But I couldn’t decide who my characters should be or who would get zombified. I’d been thinking I’d go with one of the standard horror movie tropes: the cute young sisters, but then I saw “Train to Busan” (South Korea’s surprising hit entry into the zombie genre). Two of the supporting characters are elderly sisters, In-gil and Jon-gil. In their scenes we’re shown two siblings whose relationship doesn’t seem to be that close. There’s some bickering, a little bit of chastising. But then the two women are accidentally separated during a mad dash back to the safety of the train, leaving each woman with a different group of survivors. Then you see their despair, the devastation they feel in believing the other is dead. You see how alone each woman is without her sibling. There is one moment of hope when the sisters are almost re-united, but Jong-gil falls victim to the zombies. Defeated, and angry that the actions of others caused her sister’s death, In-gil deliberately opens the door to allow the zombies in, joining her sister in death (well, in un-death – is that a word?)

Then I had my story. I decided to cast my characters as in their early 50s (approximately the actual age of me and my real sister), better to relate to them as I explored their actions and their futures, or lack thereof. This also left the script open to throwing in a menopause joke – not a hot (flash) topic in many zombie movies. I know how zombified I felt before hormone replacement therapy and I’m pretty sure I’m not the only one. Right, ladies? If you know what I mean, raise your hands (the one not holding onto an ice pack).

Instead of a short story, I decided to turn it into a super short screenplay and entered it into the 2018 Shriekfest Horror Film Festival, the longest running horror festival in Los Angeles, founded by actress Denise Gossett (considered to be one of the most influential women in horror). I’ve submitted five other times (not in consecutive years), and placed in the finals, then the semi-finals, then finals, then semi-finals, and then finals. (I’m sensing a pattern here.) When “My Dead Sister” made the list of finalists this year, not just a semi-finalist, I was really hoping to truly break the pattern, but, alas, was not the winner. Still, I enjoyed attending the festival first weekend of October. I saw some great films (like “Amy’s in the Freezer” – a dark-humored short  – and “Echoes of Fear” – which won best supernatural horror feature). Of course there were a couple that were not so terrific, but only one I had to walk out on to prevent its lighting effects from triggering a migraine (another thing that turns me into a zombie). And I truly enjoyed meeting so many other friendly and encouraging writers, some of whom were my competition of course, but were so warm and welcoming.
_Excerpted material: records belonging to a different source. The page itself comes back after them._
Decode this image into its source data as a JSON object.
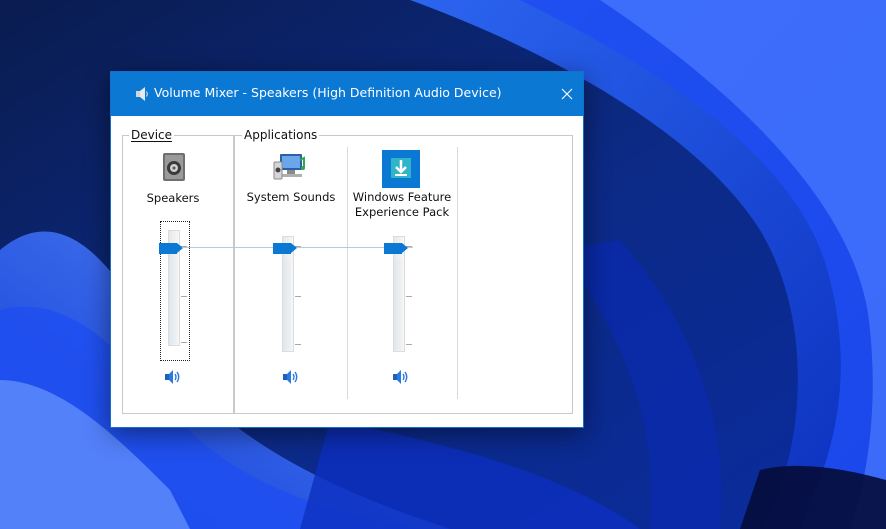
{
  "window": {
    "title": "Volume Mixer - Speakers (High Definition Audio Device)"
  },
  "device_group": {
    "label": "Device"
  },
  "applications_group": {
    "label": "Applications"
  },
  "channels": [
    {
      "name_lines": [
        "Speakers"
      ],
      "icon": "speaker-device-icon",
      "volume": 0.85
    },
    {
      "name_lines": [
        "System Sounds"
      ],
      "icon": "system-sounds-icon",
      "volume": 0.85
    },
    {
      "name_lines": [
        "Windows Feature",
        "Experience Pack"
      ],
      "icon": "download-app-icon",
      "volume": 0.85
    }
  ],
  "colors": {
    "accent": "#0b78d4",
    "titlebar": "#0b78d4"
  }
}
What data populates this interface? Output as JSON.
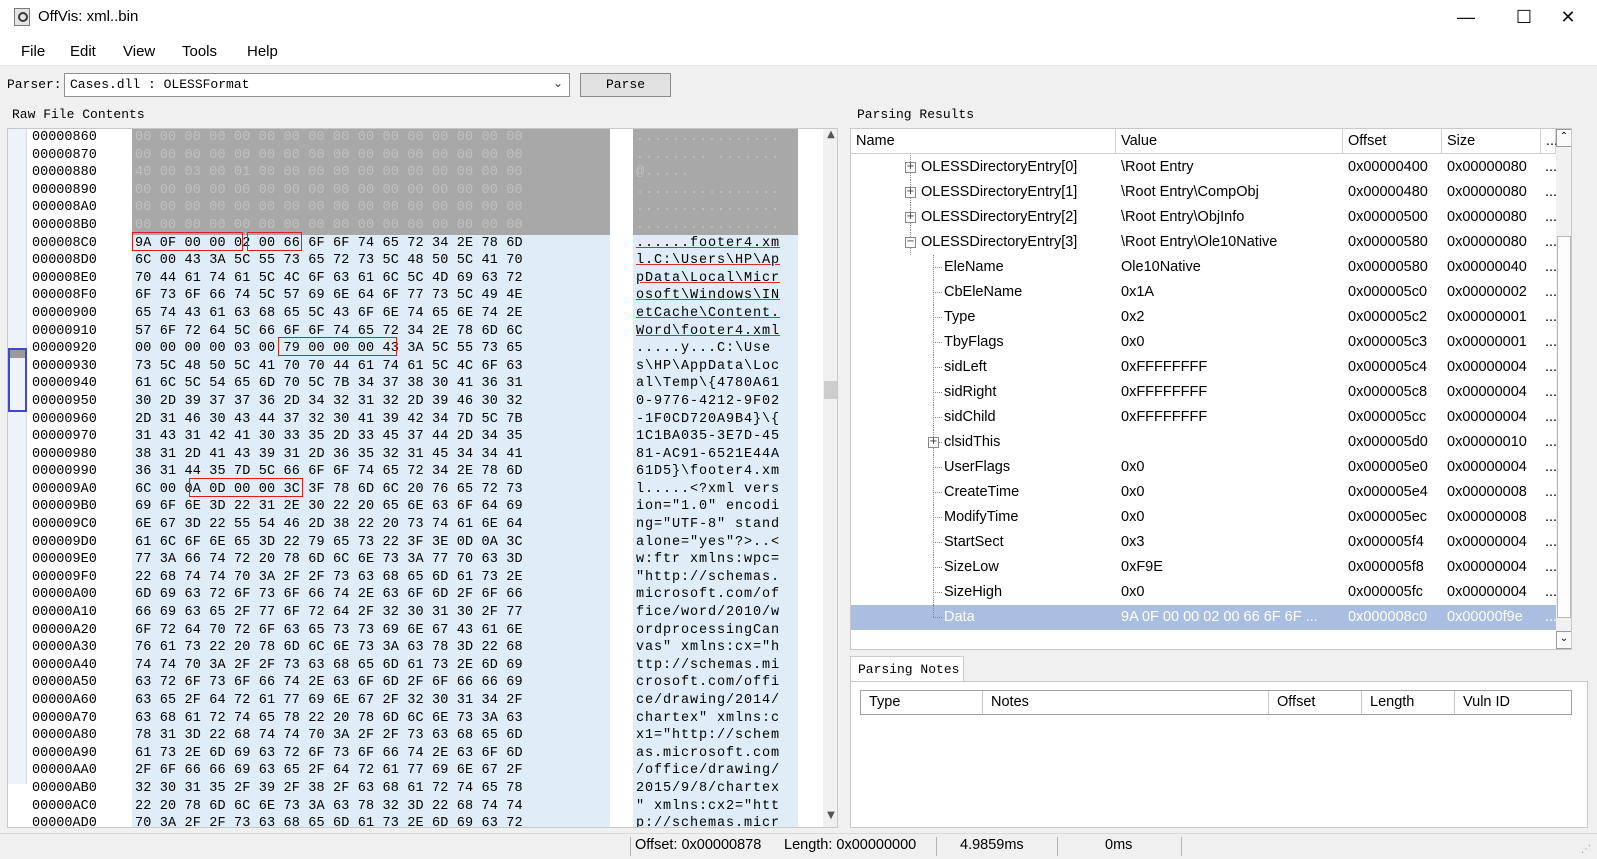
{
  "window": {
    "title": "OffVis: xml..bin",
    "minimize": "—",
    "maximize": "☐",
    "close": "✕"
  },
  "menu": [
    "File",
    "Edit",
    "View",
    "Tools",
    "Help"
  ],
  "parser": {
    "label": "Parser:",
    "selected": "Cases.dll : OLESSFormat",
    "button": "Parse"
  },
  "raw_panel": {
    "label": "Raw File Contents",
    "rows": [
      {
        "addr": "00000860",
        "hex": "00 00 00 00 00 00 00 00 00 00 00 00 00 00 00 00",
        "ascii": "................",
        "style": "grey"
      },
      {
        "addr": "00000870",
        "hex": "00 00 00 00 00 00 00 00 00 00 00 00 00 00 00 00",
        "ascii": "........ .......",
        "style": "grey"
      },
      {
        "addr": "00000880",
        "hex": "40 00 03 00 01 00 00 00 00 00 00 00 00 00 00 00",
        "ascii": "@.....",
        "style": "grey"
      },
      {
        "addr": "00000890",
        "hex": "00 00 00 00 00 00 00 00 00 00 00 00 00 00 00 00",
        "ascii": "................",
        "style": "grey"
      },
      {
        "addr": "000008A0",
        "hex": "00 00 00 00 00 00 00 00 00 00 00 00 00 00 00 00",
        "ascii": "................",
        "style": "grey"
      },
      {
        "addr": "000008B0",
        "hex": "00 00 00 00 00 00 00 00 00 00 00 00 00 00 00 00",
        "ascii": "................",
        "style": "grey"
      },
      {
        "addr": "000008C0",
        "hex": "9A 0F 00 00 02 00 66 6F 6F 74 65 72 34 2E 78 6D",
        "ascii": "......footer4.xm",
        "style": "blue"
      },
      {
        "addr": "000008D0",
        "hex": "6C 00 43 3A 5C 55 73 65 72 73 5C 48 50 5C 41 70",
        "ascii": "l.C:\\Users\\HP\\Ap",
        "style": "blue"
      },
      {
        "addr": "000008E0",
        "hex": "70 44 61 74 61 5C 4C 6F 63 61 6C 5C 4D 69 63 72",
        "ascii": "pData\\Local\\Micr",
        "style": "blue"
      },
      {
        "addr": "000008F0",
        "hex": "6F 73 6F 66 74 5C 57 69 6E 64 6F 77 73 5C 49 4E",
        "ascii": "osoft\\Windows\\IN",
        "style": "blue"
      },
      {
        "addr": "00000900",
        "hex": "65 74 43 61 63 68 65 5C 43 6F 6E 74 65 6E 74 2E",
        "ascii": "etCache\\Content.",
        "style": "blue"
      },
      {
        "addr": "00000910",
        "hex": "57 6F 72 64 5C 66 6F 6F 74 65 72 34 2E 78 6D 6C",
        "ascii": "Word\\footer4.xml",
        "style": "blue"
      },
      {
        "addr": "00000920",
        "hex": "00 00 00 00 03 00 79 00 00 00 43 3A 5C 55 73 65",
        "ascii": ".....y...C:\\Use",
        "style": "blue"
      },
      {
        "addr": "00000930",
        "hex": "73 5C 48 50 5C 41 70 70 44 61 74 61 5C 4C 6F 63",
        "ascii": "s\\HP\\AppData\\Loc",
        "style": "blue"
      },
      {
        "addr": "00000940",
        "hex": "61 6C 5C 54 65 6D 70 5C 7B 34 37 38 30 41 36 31",
        "ascii": "al\\Temp\\{4780A61",
        "style": "blue"
      },
      {
        "addr": "00000950",
        "hex": "30 2D 39 37 37 36 2D 34 32 31 32 2D 39 46 30 32",
        "ascii": "0-9776-4212-9F02",
        "style": "blue"
      },
      {
        "addr": "00000960",
        "hex": "2D 31 46 30 43 44 37 32 30 41 39 42 34 7D 5C 7B",
        "ascii": "-1F0CD720A9B4}\\{",
        "style": "blue"
      },
      {
        "addr": "00000970",
        "hex": "31 43 31 42 41 30 33 35 2D 33 45 37 44 2D 34 35",
        "ascii": "1C1BA035-3E7D-45",
        "style": "blue"
      },
      {
        "addr": "00000980",
        "hex": "38 31 2D 41 43 39 31 2D 36 35 32 31 45 34 34 41",
        "ascii": "81-AC91-6521E44A",
        "style": "blue"
      },
      {
        "addr": "00000990",
        "hex": "36 31 44 35 7D 5C 66 6F 6F 74 65 72 34 2E 78 6D",
        "ascii": "61D5}\\footer4.xm",
        "style": "blue"
      },
      {
        "addr": "000009A0",
        "hex": "6C 00 0A 0D 00 00 3C 3F 78 6D 6C 20 76 65 72 73",
        "ascii": "l.....<?xml vers",
        "style": "blue"
      },
      {
        "addr": "000009B0",
        "hex": "69 6F 6E 3D 22 31 2E 30 22 20 65 6E 63 6F 64 69",
        "ascii": "ion=\"1.0\" encodi",
        "style": "blue"
      },
      {
        "addr": "000009C0",
        "hex": "6E 67 3D 22 55 54 46 2D 38 22 20 73 74 61 6E 64",
        "ascii": "ng=\"UTF-8\" stand",
        "style": "blue"
      },
      {
        "addr": "000009D0",
        "hex": "61 6C 6F 6E 65 3D 22 79 65 73 22 3F 3E 0D 0A 3C",
        "ascii": "alone=\"yes\"?>..<",
        "style": "blue"
      },
      {
        "addr": "000009E0",
        "hex": "77 3A 66 74 72 20 78 6D 6C 6E 73 3A 77 70 63 3D",
        "ascii": "w:ftr xmlns:wpc=",
        "style": "blue"
      },
      {
        "addr": "000009F0",
        "hex": "22 68 74 74 70 3A 2F 2F 73 63 68 65 6D 61 73 2E",
        "ascii": "\"http://schemas.",
        "style": "blue"
      },
      {
        "addr": "00000A00",
        "hex": "6D 69 63 72 6F 73 6F 66 74 2E 63 6F 6D 2F 6F 66",
        "ascii": "microsoft.com/of",
        "style": "blue"
      },
      {
        "addr": "00000A10",
        "hex": "66 69 63 65 2F 77 6F 72 64 2F 32 30 31 30 2F 77",
        "ascii": "fice/word/2010/w",
        "style": "blue"
      },
      {
        "addr": "00000A20",
        "hex": "6F 72 64 70 72 6F 63 65 73 73 69 6E 67 43 61 6E",
        "ascii": "ordprocessingCan",
        "style": "blue"
      },
      {
        "addr": "00000A30",
        "hex": "76 61 73 22 20 78 6D 6C 6E 73 3A 63 78 3D 22 68",
        "ascii": "vas\" xmlns:cx=\"h",
        "style": "blue"
      },
      {
        "addr": "00000A40",
        "hex": "74 74 70 3A 2F 2F 73 63 68 65 6D 61 73 2E 6D 69",
        "ascii": "ttp://schemas.mi",
        "style": "blue"
      },
      {
        "addr": "00000A50",
        "hex": "63 72 6F 73 6F 66 74 2E 63 6F 6D 2F 6F 66 66 69",
        "ascii": "crosoft.com/offi",
        "style": "blue"
      },
      {
        "addr": "00000A60",
        "hex": "63 65 2F 64 72 61 77 69 6E 67 2F 32 30 31 34 2F",
        "ascii": "ce/drawing/2014/",
        "style": "blue"
      },
      {
        "addr": "00000A70",
        "hex": "63 68 61 72 74 65 78 22 20 78 6D 6C 6E 73 3A 63",
        "ascii": "chartex\" xmlns:c",
        "style": "blue"
      },
      {
        "addr": "00000A80",
        "hex": "78 31 3D 22 68 74 74 70 3A 2F 2F 73 63 68 65 6D",
        "ascii": "x1=\"http://schem",
        "style": "blue"
      },
      {
        "addr": "00000A90",
        "hex": "61 73 2E 6D 69 63 72 6F 73 6F 66 74 2E 63 6F 6D",
        "ascii": "as.microsoft.com",
        "style": "blue"
      },
      {
        "addr": "00000AA0",
        "hex": "2F 6F 66 66 69 63 65 2F 64 72 61 77 69 6E 67 2F",
        "ascii": "/office/drawing/",
        "style": "blue"
      },
      {
        "addr": "00000AB0",
        "hex": "32 30 31 35 2F 39 2F 38 2F 63 68 61 72 74 65 78",
        "ascii": "2015/9/8/chartex",
        "style": "blue"
      },
      {
        "addr": "00000AC0",
        "hex": "22 20 78 6D 6C 6E 73 3A 63 78 32 3D 22 68 74 74",
        "ascii": "\" xmlns:cx2=\"htt",
        "style": "blue"
      },
      {
        "addr": "00000AD0",
        "hex": "70 3A 2F 2F 73 63 68 65 6D 61 73 2E 6D 69 63 72",
        "ascii": "p://schemas.micr",
        "style": "blue"
      }
    ]
  },
  "results_panel": {
    "label": "Parsing Results",
    "columns": [
      "Name",
      "Value",
      "Offset",
      "Size",
      "..."
    ],
    "rows": [
      {
        "name": "OLESSDirectoryEntry[0]",
        "value": "\\Root Entry",
        "offset": "0x00000400",
        "size": "0x00000080",
        "more": "...",
        "level": 0,
        "expander": "+"
      },
      {
        "name": "OLESSDirectoryEntry[1]",
        "value": "\\Root Entry\\\u0001CompObj",
        "offset": "0x00000480",
        "size": "0x00000080",
        "more": "...",
        "level": 0,
        "expander": "+"
      },
      {
        "name": "OLESSDirectoryEntry[2]",
        "value": "\\Root Entry\\\u0001ObjInfo",
        "offset": "0x00000500",
        "size": "0x00000080",
        "more": "...",
        "level": 0,
        "expander": "+"
      },
      {
        "name": "OLESSDirectoryEntry[3]",
        "value": "\\Root Entry\\\u0001Ole10Native",
        "offset": "0x00000580",
        "size": "0x00000080",
        "more": "...",
        "level": 0,
        "expander": "-"
      },
      {
        "name": "EleName",
        "value": "\u0001Ole10Native",
        "offset": "0x00000580",
        "size": "0x00000040",
        "more": "...",
        "level": 1,
        "expander": ""
      },
      {
        "name": "CbEleName",
        "value": "0x1A",
        "offset": "0x000005c0",
        "size": "0x00000002",
        "more": "...",
        "level": 1,
        "expander": ""
      },
      {
        "name": "Type",
        "value": "0x2",
        "offset": "0x000005c2",
        "size": "0x00000001",
        "more": "...",
        "level": 1,
        "expander": ""
      },
      {
        "name": "TbyFlags",
        "value": "0x0",
        "offset": "0x000005c3",
        "size": "0x00000001",
        "more": "...",
        "level": 1,
        "expander": ""
      },
      {
        "name": "sidLeft",
        "value": "0xFFFFFFFF",
        "offset": "0x000005c4",
        "size": "0x00000004",
        "more": "...",
        "level": 1,
        "expander": ""
      },
      {
        "name": "sidRight",
        "value": "0xFFFFFFFF",
        "offset": "0x000005c8",
        "size": "0x00000004",
        "more": "...",
        "level": 1,
        "expander": ""
      },
      {
        "name": "sidChild",
        "value": "0xFFFFFFFF",
        "offset": "0x000005cc",
        "size": "0x00000004",
        "more": "...",
        "level": 1,
        "expander": ""
      },
      {
        "name": "clsidThis",
        "value": "",
        "offset": "0x000005d0",
        "size": "0x00000010",
        "more": "...",
        "level": 1,
        "expander": "+"
      },
      {
        "name": "UserFlags",
        "value": "0x0",
        "offset": "0x000005e0",
        "size": "0x00000004",
        "more": "...",
        "level": 1,
        "expander": ""
      },
      {
        "name": "CreateTime",
        "value": "0x0",
        "offset": "0x000005e4",
        "size": "0x00000008",
        "more": "...",
        "level": 1,
        "expander": ""
      },
      {
        "name": "ModifyTime",
        "value": "0x0",
        "offset": "0x000005ec",
        "size": "0x00000008",
        "more": "...",
        "level": 1,
        "expander": ""
      },
      {
        "name": "StartSect",
        "value": "0x3",
        "offset": "0x000005f4",
        "size": "0x00000004",
        "more": "...",
        "level": 1,
        "expander": ""
      },
      {
        "name": "SizeLow",
        "value": "0xF9E",
        "offset": "0x000005f8",
        "size": "0x00000004",
        "more": "...",
        "level": 1,
        "expander": ""
      },
      {
        "name": "SizeHigh",
        "value": "0x0",
        "offset": "0x000005fc",
        "size": "0x00000004",
        "more": "...",
        "level": 1,
        "expander": ""
      },
      {
        "name": "Data",
        "value": "9A 0F 00 00 02 00 66 6F 6F ...",
        "offset": "0x000008c0",
        "size": "0x00000f9e",
        "more": "...",
        "level": 1,
        "expander": "",
        "selected": true
      }
    ]
  },
  "notes_panel": {
    "tab": "Parsing Notes",
    "columns": [
      "Type",
      "Notes",
      "Offset",
      "Length",
      "Vuln ID"
    ]
  },
  "status": {
    "offset": "Offset: 0x00000878",
    "length": "Length: 0x00000000",
    "time1": "4.9859ms",
    "time2": "0ms"
  },
  "colors": {
    "selection": "#a9bee0",
    "hex_data_bg": "#deedf8",
    "hex_free_bg": "#a8a8a8",
    "highlight": "#d92020"
  }
}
Before I close, and before my real sister think I actually wished she were a zombie and therefore, you know, dead, the siblings’ relationship portrayed in the script does not reflect reality (other than a particular detail I plucked from our childhood as key to the plot). But, if she was actually dead I wish she’d be a zombie because then she’d still be around so we can hang together and drink beer. Well, I’d drink the beer and she’d eat people. But eating people is kinda gross, so, umm, anyway, love ya sis!